### Exercise prompt
How many lines of the data hold the word "date"? State the number and nothing else.

### Data shown

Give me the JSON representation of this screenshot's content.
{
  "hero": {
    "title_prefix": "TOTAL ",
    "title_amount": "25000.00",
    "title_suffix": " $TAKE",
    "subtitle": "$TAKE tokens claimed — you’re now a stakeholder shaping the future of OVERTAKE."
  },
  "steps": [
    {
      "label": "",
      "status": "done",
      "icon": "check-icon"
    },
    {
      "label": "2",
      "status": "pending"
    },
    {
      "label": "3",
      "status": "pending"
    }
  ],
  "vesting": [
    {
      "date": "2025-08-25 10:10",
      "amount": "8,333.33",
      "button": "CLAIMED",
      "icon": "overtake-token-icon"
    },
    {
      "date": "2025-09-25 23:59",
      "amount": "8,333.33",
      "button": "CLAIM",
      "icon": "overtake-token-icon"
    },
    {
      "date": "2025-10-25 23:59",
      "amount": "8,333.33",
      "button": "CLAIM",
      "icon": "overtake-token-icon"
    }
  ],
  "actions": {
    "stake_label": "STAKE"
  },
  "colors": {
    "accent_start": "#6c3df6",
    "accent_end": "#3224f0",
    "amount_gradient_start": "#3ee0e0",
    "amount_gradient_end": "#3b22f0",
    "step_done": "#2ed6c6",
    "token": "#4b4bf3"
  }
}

### Worked solution
3